With the presidential election over, the fiscal cliff is all anyone can talk about. The "cliff" is actually a drastic metaphor for a chronic political logjam caused by partisanship. There's another cliff on the horizon that is about to hit much closer to home for a lot of Americans. It's not the product of echo chamber hype. It's a family killer.
Worse, unless Congress drops the obstructionist approach, this second cliff is going to be hit soon, and the fallout will be epic.
Five years ago, with the economy in a freefall, Congress passed a tax provision known as the Mortgage Forgiveness Debt Relief Act. Enacted as the housing market imploded, with millions of families suddenly on the verge of losing their homes to foreclosure, the law exempted homeowners from paying a tax on certain forms of debt relief. It allowed millions of Americans to keep their homes, and avoid economic ruin.
Now, at a critical juncture in our economic recovery, that exemption is about to expire. The timing is atrocious; the stakes are incredibly high. But while the argument for extending it is a no-brainer, there's no telling when -- or even whether -- Congress will see how urgent this is and take appropriate action.
To understand why this matters so much, it's important to understand how burdensome debt relief was in the absence of this law.
When a lender agrees to forgive some or all of a strapped consumer's credit card or mortgage debt in order to recoup at least some of the money owed, the IRS taxes the forgiven amount as extra income.
So while an underwater homeowner may feel lucky to have a $100,000 mortgage forgiven, that good feeling quickly disappears when she finds out that it counts as taxable income. Worse, often that phantom income places the debtor in a higher tax bracket.

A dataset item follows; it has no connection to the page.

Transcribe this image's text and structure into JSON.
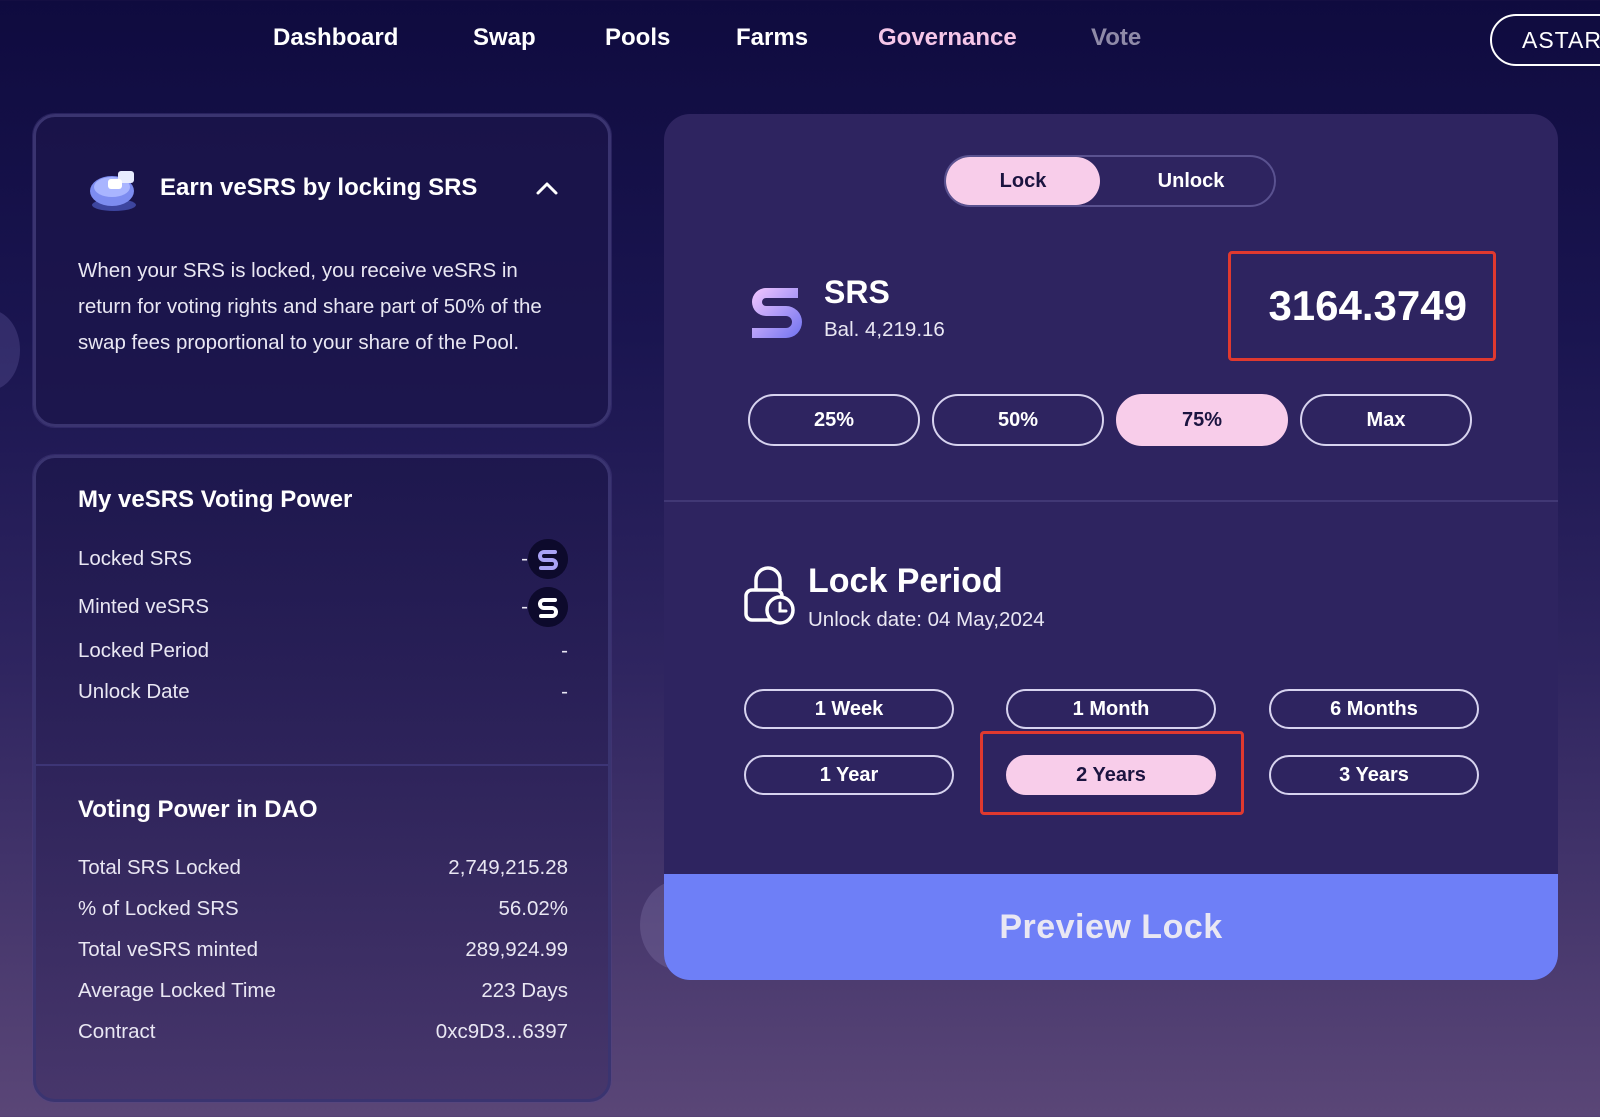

Having dodged the first bullet, they step into a bear trap.
So the crux of the problem is that the debt relief reduces future obligations for people who are short on cash, but it comes with a bill that requires immediate payment (or another payment plan) with cash that doesn't exist. It's the sort of bad idea you might expect from folks who have never been in a financial bind -- like many of the folks in Congress who concocted it. But what Congress has done, Congress can undo.
The law, as it stands now, makes debt forgiveness tax exempt when related to a mortgage on a consumer's primary home that is valued at $2 million or less, or was used to buy, build or substantially improve a primary residence, the borrower can avoid the tax burden that normally comes with mortgage forgiveness.

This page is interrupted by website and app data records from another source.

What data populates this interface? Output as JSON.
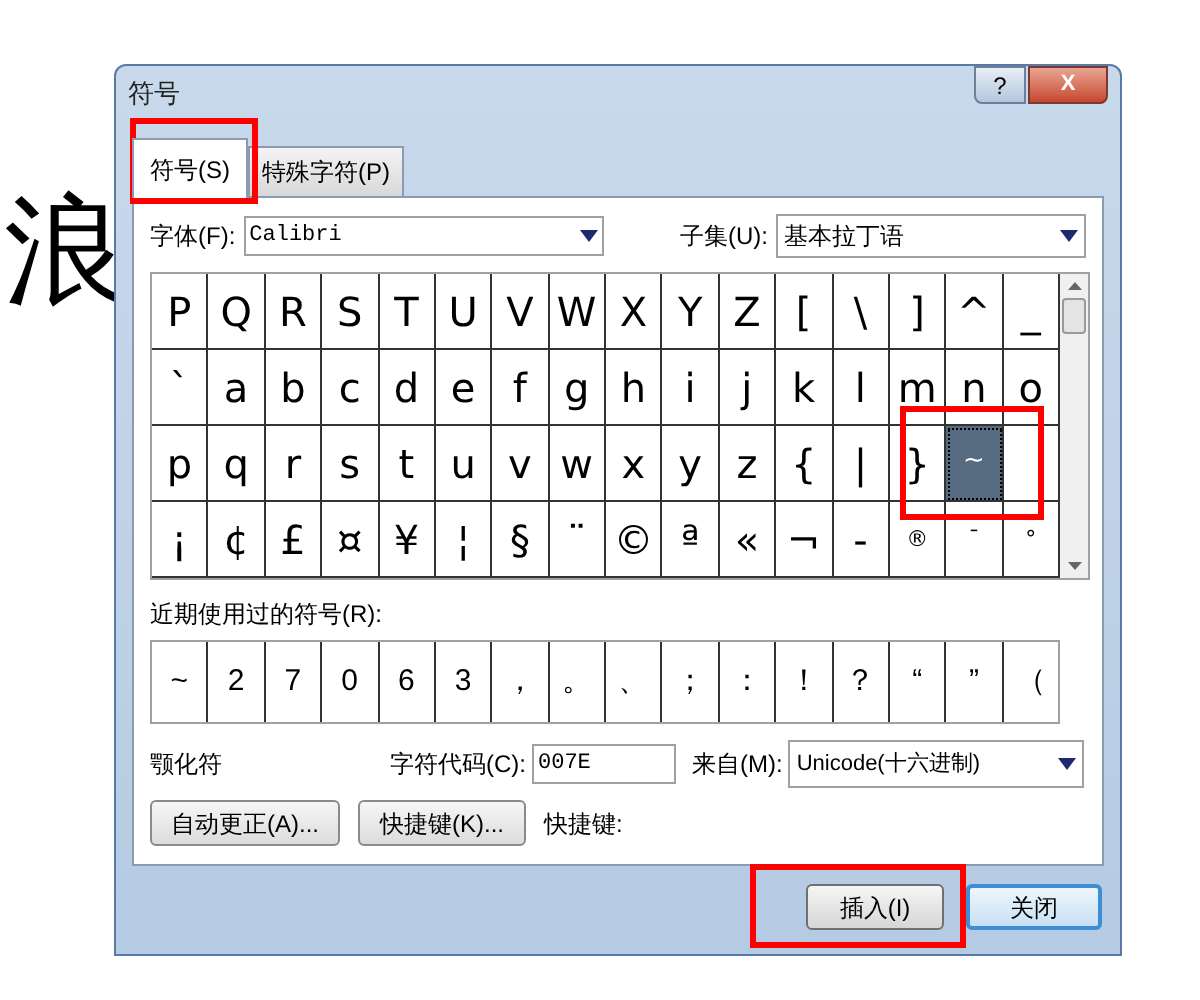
{
  "background_text": "浪",
  "window": {
    "title": "符号",
    "help": "?",
    "close": "X"
  },
  "tabs": [
    {
      "label": "符号(S)",
      "selected": true
    },
    {
      "label": "特殊字符(P)",
      "selected": false
    }
  ],
  "font": {
    "label": "字体(F):",
    "value": "Calibri"
  },
  "subset": {
    "label": "子集(U):",
    "value": "基本拉丁语"
  },
  "symbols": [
    {
      "char": "P",
      "selected": false
    },
    {
      "char": "Q",
      "selected": false
    },
    {
      "char": "R",
      "selected": false
    },
    {
      "char": "S",
      "selected": false
    },
    {
      "char": "T",
      "selected": false
    },
    {
      "char": "U",
      "selected": false
    },
    {
      "char": "V",
      "selected": false
    },
    {
      "char": "W",
      "selected": false
    },
    {
      "char": "X",
      "selected": false
    },
    {
      "char": "Y",
      "selected": false
    },
    {
      "char": "Z",
      "selected": false
    },
    {
      "char": "[",
      "selected": false
    },
    {
      "char": "\\",
      "selected": false
    },
    {
      "char": "]",
      "selected": false
    },
    {
      "char": "^",
      "selected": false
    },
    {
      "char": "_",
      "selected": false
    },
    {
      "char": "`",
      "selected": false
    },
    {
      "char": "a",
      "selected": false
    },
    {
      "char": "b",
      "selected": false
    },
    {
      "char": "c",
      "selected": false
    },
    {
      "char": "d",
      "selected": false
    },
    {
      "char": "e",
      "selected": false
    },
    {
      "char": "f",
      "selected": false
    },
    {
      "char": "g",
      "selected": false
    },
    {
      "char": "h",
      "selected": false
    },
    {
      "char": "i",
      "selected": false
    },
    {
      "char": "j",
      "selected": false
    },
    {
      "char": "k",
      "selected": false
    },
    {
      "char": "l",
      "selected": false
    },
    {
      "char": "m",
      "selected": false
    },
    {
      "char": "n",
      "selected": false
    },
    {
      "char": "o",
      "selected": false
    },
    {
      "char": "p",
      "selected": false
    },
    {
      "char": "q",
      "selected": false
    },
    {
      "char": "r",
      "selected": false
    },
    {
      "char": "s",
      "selected": false
    },
    {
      "char": "t",
      "selected": false
    },
    {
      "char": "u",
      "selected": false
    },
    {
      "char": "v",
      "selected": false
    },
    {
      "char": "w",
      "selected": false
    },
    {
      "char": "x",
      "selected": false
    },
    {
      "char": "y",
      "selected": false
    },
    {
      "char": "z",
      "selected": false
    },
    {
      "char": "{",
      "selected": false
    },
    {
      "char": "|",
      "selected": false
    },
    {
      "char": "}",
      "selected": false
    },
    {
      "char": "~",
      "selected": true
    },
    {
      "selected": false
    },
    {
      "char": "¡",
      "selected": false
    },
    {
      "char": "¢",
      "selected": false
    },
    {
      "char": "£",
      "selected": false
    },
    {
      "char": "¤",
      "selected": false
    },
    {
      "char": "¥",
      "selected": false
    },
    {
      "char": "¦",
      "selected": false
    },
    {
      "char": "§",
      "selected": false
    },
    {
      "char": "¨",
      "selected": false
    },
    {
      "char": "©",
      "selected": false
    },
    {
      "char": "ª",
      "selected": false
    },
    {
      "char": "«",
      "selected": false
    },
    {
      "char": "¬",
      "selected": false
    },
    {
      "char": "-",
      "selected": false
    },
    {
      "char": "®",
      "selected": false
    },
    {
      "char": "¯",
      "selected": false
    },
    {
      "char": "°",
      "selected": false
    }
  ],
  "recent": {
    "label": "近期使用过的符号(R):",
    "symbols": [
      "~",
      "2",
      "7",
      "0",
      "6",
      "3",
      "，",
      "。",
      "、",
      "；",
      "：",
      "！",
      "？",
      "“",
      "”",
      "（"
    ]
  },
  "char_name": "颚化符",
  "char_code": {
    "label": "字符代码(C):",
    "value": "007E"
  },
  "from": {
    "label": "来自(M):",
    "value": "Unicode(十六进制)"
  },
  "autocorrect_button": "自动更正(A)...",
  "shortcut_button": "快捷键(K)...",
  "shortcut_label": "快捷键:",
  "insert_button": "插入(I)",
  "close_button": "关闭"
}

The expiration of that exemption is the cliff we should be talking about.
"It's as if you're handing someone a life ring and then you cut the rope," observed Rep. Jim McDermott of Washington, author of a bill that would extend the tax provision.
In addition to treating homeowners to a gratuitous kick in the teeth, Congressional inaction on this tax provision would be a disaster. As economic momentum is kicking in, uncertainty regarding something as essential as homeownership will put a damper on consumer confidence.

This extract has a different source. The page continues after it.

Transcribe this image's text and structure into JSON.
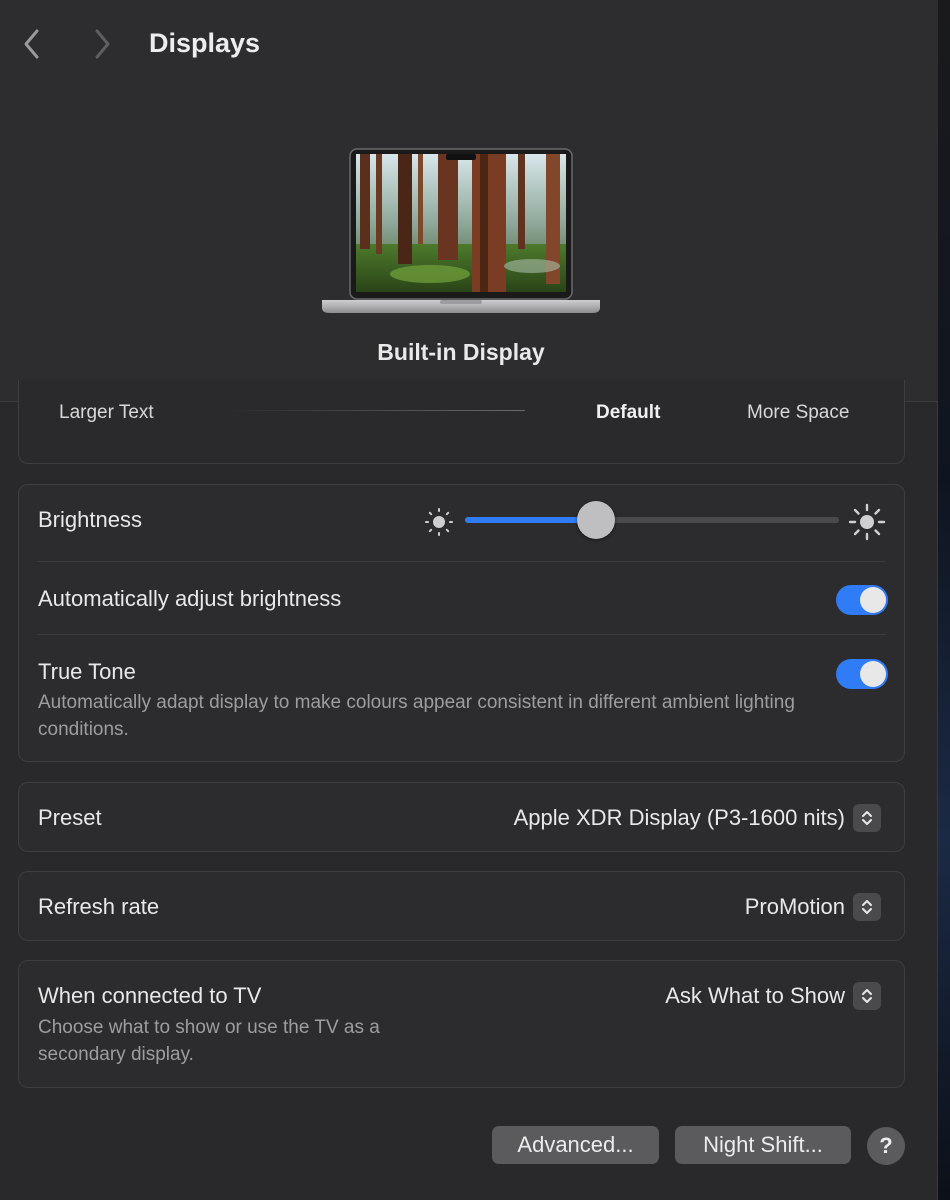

Additionally, if the tax provision is allowed to expire, the market-friendly trend of banks approving short sales (nearly 340,000 of them in the year that ended in September), in which banks allow a property to be sold for less than the debt -- reducing the glut of foreclosed homes, stabilizing prices, and cutting lenders' losses -- will come to a screeching halt.
Failure to extend this provision could also scuttle the hard-won $25 billion mortgage foreclosure settlement so painstakingly negotiated by the federal government -- an agreement requiring banks to use the preponderance of the settlement money to help borrowers, with a minimum of $10 billion slated for principal reduction.
All of these measures will be savagely undercut if Congress doesn't find the moral courage to act on this extension.
The stakes are incredibly high. With almost three million mortgage loans in or near foreclosure, five million more borrowers suffering with high-rate loans that they have not refinanced, and nearly 12 million borrowers whose mortgage debt adds up to $600 billion more than the homes are worth, it is clear that mortgage relief is broken. It is just as clear that this is no time for Congress to make things even worse for homeowners through institutional lethargy and partisan foot-dragging.
The New York Times, in a powerful editorial published Saturday, said, "The question now is whether Mr. Obama will use his second term to get mortgage relief right and, in the process, put the economy on a firm footing." The same question applies to Congress -- and one excellent way for Congress to demonstrate its resolve would be to put aside the punting, name-calling, and stalling and extend the Mortgage Forgiveness Debt Relief Act.
Another, as the Times notes, would be to revise Senate rules to enable rapid confirmation of a new director for the agency overseeing Fannie Mae and Freddie Mac -- one who will not oppose efforts to reduce principal balances on underwater loans, as acting director Edward DeMarco has unwisely done. A third would be to pass two bills introduced by Senators Merkeley, Boxer and Menendez to expand refinancing and principal reductions.
In a word, it's time for Congress to put aside childish things, learn the lessons of the last election, and take seriously the problems of the American people. American homeowners are still wobbling on the edge of a cliff. Our political leaders have one month to pull them -- and the U.S. economy -- back from the brink. While the fiscal cliff gets all the attention, the mortgage cliff is just as steep, and just as perilous. If American consumers take another big fall, our leaders are almost certainly not far behind.